When to use it: Tying the rope to your harness before climbing

2. Overhand on a bight 

What it is: A simple knot used to create a fixed loop in the rope. 

Basic method: Pinch the rope in your hand so you’ve created a loop. Use this loop to tie an overhand knot. (If it’s near the end of the rope, leave at least a foot of tail.) 

When to use it: Blocking a belay device, tying anchor masterpoints, shortening a loop, backing up a mule hitch

3. Clove hitch

What it is: A self-tightening hitch that can be tied one-handed and is easy to untie.

Basic method: Create two small bights, one twisted over itself to the left, one twisted over itself to the right. Slide them together and clip a carabiner through both loops.  

When to use it: Tying in direct to an anchor in lieu of a personal tether, building anchors, equalizing pieces of trad protection

4. Girth hitch

What it is: A quick way to tie a loop of cord or webbing to a harness or fixed point 

Basic method: Feed one end of a loop through both tie-in points. Feed the opposite end of the loop through the first and pull taut.    

When to use it: Tying a personal tether to your harness, building anchors when carabiners are limited, slinging natural features as protection

5. Double-fisherman’s knot 

What it is: A means of fixing two ends of cord together to form a loop

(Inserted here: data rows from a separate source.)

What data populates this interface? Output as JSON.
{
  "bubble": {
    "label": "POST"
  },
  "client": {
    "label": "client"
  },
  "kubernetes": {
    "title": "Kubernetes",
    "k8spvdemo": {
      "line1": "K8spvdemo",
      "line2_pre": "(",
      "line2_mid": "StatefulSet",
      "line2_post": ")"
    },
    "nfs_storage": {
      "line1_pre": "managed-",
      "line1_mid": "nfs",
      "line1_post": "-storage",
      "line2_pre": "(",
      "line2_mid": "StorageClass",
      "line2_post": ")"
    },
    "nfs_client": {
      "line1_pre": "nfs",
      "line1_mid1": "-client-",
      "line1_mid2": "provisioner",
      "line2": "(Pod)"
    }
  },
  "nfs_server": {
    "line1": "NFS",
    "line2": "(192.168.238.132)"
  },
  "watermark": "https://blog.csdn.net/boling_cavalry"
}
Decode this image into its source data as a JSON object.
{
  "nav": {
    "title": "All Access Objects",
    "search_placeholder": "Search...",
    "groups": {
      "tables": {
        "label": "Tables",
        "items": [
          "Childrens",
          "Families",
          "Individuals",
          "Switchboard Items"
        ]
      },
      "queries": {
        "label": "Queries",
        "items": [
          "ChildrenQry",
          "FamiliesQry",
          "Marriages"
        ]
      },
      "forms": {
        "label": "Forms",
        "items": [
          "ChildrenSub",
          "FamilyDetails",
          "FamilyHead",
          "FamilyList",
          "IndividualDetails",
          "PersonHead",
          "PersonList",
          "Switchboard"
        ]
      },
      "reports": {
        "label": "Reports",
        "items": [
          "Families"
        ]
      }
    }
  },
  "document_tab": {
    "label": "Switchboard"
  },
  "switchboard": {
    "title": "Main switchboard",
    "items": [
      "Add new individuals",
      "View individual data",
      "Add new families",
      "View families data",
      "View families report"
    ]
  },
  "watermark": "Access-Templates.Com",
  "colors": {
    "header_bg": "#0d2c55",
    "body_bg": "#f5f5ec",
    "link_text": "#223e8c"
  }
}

Basic method: Lay two ends of rope together. Wrap one end around the other three times, then push the tail of the initial stand through the barrel and tighten. Repeat with the other side. 

When to use it: Tying a cordelette into a loop for self-rescue or anchor building

6. Barrel knot 

What it is: A low-profile stopper knot that won’t get caught on rock features 

Basic method: Fold the end of the rope in half. Wrap the tail up the bight three times, then poke it through the middle and tighten. Leave at least a foot of tail 

When to use it: Knotting the ends of a rope as a safety backup before rappelling, “closing the system” before belaying, backing up a tie-in knot

7. Münter hitch

What it is: A hitch that can be used to belay or lower a climber

Basic method: Create two small bights, one twisted over itself to the left, one twisted over itself to the right. Fold one over the other and clip a locking carabiner through the loop. Tug the climber’s strand to pull the hitch into a lowering orientation. Pull on the brake strand to pull the hitch into a raising orientation. When you switch between orientations, the knot will adjust by “flipping” through the carabiner.  

When to use it: To belay a climber in emergencies or in complicated low-angle alpine terrain; to lower a climber (in conjunction with a friction-hitch backup) in rescue scenarios.

8. Mule-overhand 

What it is: A hitch for locking two strands of the rope in place around a knot or hitch 

Basic method: Pinch a small bight of rope in one strand of the rope. Twist it such that the two strands of rope become pinched together. Push a loop of tail through the small bight. Use that loop to tie an overhand knot around the two rope strands. 

When to use it: Securing a Münter hitch in place during a rescue operation, tying off a belay device to go hands-free 

All articles are for general informational purposes.  Each individual’s needs, preferences, goals and abilities may vary.  Be sure to obtain all appropriate training, expert supervision and/or medical advice before engaging in strenuous or potentially hazardous activity.